AIM OF THE EXERCISE:
From first line to last, retype the data exactly.

Data excerpts
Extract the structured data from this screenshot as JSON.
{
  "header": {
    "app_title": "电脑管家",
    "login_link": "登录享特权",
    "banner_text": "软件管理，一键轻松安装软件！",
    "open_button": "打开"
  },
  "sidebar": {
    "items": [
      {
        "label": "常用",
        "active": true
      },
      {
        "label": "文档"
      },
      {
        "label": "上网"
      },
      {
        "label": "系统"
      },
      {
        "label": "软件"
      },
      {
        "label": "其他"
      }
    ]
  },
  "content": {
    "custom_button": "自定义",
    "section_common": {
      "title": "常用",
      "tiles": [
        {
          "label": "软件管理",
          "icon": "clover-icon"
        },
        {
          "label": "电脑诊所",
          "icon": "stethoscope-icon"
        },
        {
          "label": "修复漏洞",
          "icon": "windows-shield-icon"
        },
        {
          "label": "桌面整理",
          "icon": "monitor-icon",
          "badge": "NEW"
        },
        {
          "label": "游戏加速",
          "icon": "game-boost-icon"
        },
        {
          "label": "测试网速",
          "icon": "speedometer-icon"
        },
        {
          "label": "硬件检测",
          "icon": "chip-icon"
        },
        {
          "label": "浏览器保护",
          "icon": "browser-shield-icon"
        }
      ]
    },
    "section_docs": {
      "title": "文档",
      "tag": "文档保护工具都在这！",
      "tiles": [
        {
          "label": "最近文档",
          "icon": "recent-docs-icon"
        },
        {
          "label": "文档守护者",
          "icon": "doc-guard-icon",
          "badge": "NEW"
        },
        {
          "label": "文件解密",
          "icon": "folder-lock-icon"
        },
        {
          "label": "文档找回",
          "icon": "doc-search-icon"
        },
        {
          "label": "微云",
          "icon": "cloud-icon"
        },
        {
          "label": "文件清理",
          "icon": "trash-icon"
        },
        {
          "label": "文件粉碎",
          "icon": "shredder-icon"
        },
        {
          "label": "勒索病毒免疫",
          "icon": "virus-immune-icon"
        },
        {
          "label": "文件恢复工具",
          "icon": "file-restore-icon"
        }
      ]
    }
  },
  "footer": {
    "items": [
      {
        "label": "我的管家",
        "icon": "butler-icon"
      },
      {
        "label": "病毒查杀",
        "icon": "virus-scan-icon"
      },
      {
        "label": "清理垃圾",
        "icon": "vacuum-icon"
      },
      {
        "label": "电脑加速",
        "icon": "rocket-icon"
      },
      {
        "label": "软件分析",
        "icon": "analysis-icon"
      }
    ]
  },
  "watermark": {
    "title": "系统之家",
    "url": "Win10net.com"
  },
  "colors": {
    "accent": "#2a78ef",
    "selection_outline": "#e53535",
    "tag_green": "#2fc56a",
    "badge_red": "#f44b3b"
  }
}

SOLUTION:
Extract the structured data from this screenshot as JSON.
{
  "header": {
    "app_title": "电脑管家",
    "login_link": "登录享特权",
    "banner_text": "软件管理，一键轻松安装软件！",
    "open_button": "打开"
  },
  "sidebar": {
    "items": [
      {
        "label": "常用",
        "active": true
      },
      {
        "label": "文档"
      },
      {
        "label": "上网"
      },
      {
        "label": "系统"
      },
      {
        "label": "软件"
      },
      {
        "label": "其他"
      }
    ]
  },
  "content": {
    "custom_button": "自定义",
    "section_common": {
      "title": "常用",
      "tiles": [
        {
          "label": "软件管理",
          "icon": "clover-icon"
        },
        {
          "label": "电脑诊所",
          "icon": "stethoscope-icon"
        },
        {
          "label": "修复漏洞",
          "icon": "windows-shield-icon"
        },
        {
          "label": "桌面整理",
          "icon": "monitor-icon",
          "badge": "NEW"
        },
        {
          "label": "游戏加速",
          "icon": "game-boost-icon"
        },
        {
          "label": "测试网速",
          "icon": "speedometer-icon"
        },
        {
          "label": "硬件检测",
          "icon": "chip-icon"
        },
        {
          "label": "浏览器保护",
          "icon": "browser-shield-icon"
        }
      ]
    },
    "section_docs": {
      "title": "文档",
      "tag": "文档保护工具都在这！",
      "tiles": [
        {
          "label": "最近文档",
          "icon": "recent-docs-icon"
        },
        {
          "label": "文档守护者",
          "icon": "doc-guard-icon",
          "badge": "NEW"
        },
        {
          "label": "文件解密",
          "icon": "folder-lock-icon"
        },
        {
          "label": "文档找回",
          "icon": "doc-search-icon"
        },
        {
          "label": "微云",
          "icon": "cloud-icon"
        },
        {
          "label": "文件清理",
          "icon": "trash-icon"
        },
        {
          "label": "文件粉碎",
          "icon": "shredder-icon"
        },
        {
          "label": "勒索病毒免疫",
          "icon": "virus-immune-icon"
        },
        {
          "label": "文件恢复工具",
          "icon": "file-restore-icon"
        }
      ]
    }
  },
  "footer": {
    "items": [
      {
        "label": "我的管家",
        "icon": "butler-icon"
      },
      {
        "label": "病毒查杀",
        "icon": "virus-scan-icon"
      },
      {
        "label": "清理垃圾",
        "icon": "vacuum-icon"
      },
      {
        "label": "电脑加速",
        "icon": "rocket-icon"
      },
      {
        "label": "软件分析",
        "icon": "analysis-icon"
      }
    ]
  },
  "watermark": {
    "title": "系统之家",
    "url": "Win10net.com"
  },
  "colors": {
    "accent": "#2a78ef",
    "selection_outline": "#e53535",
    "tag_green": "#2fc56a",
    "badge_red": "#f44b3b"
  }
}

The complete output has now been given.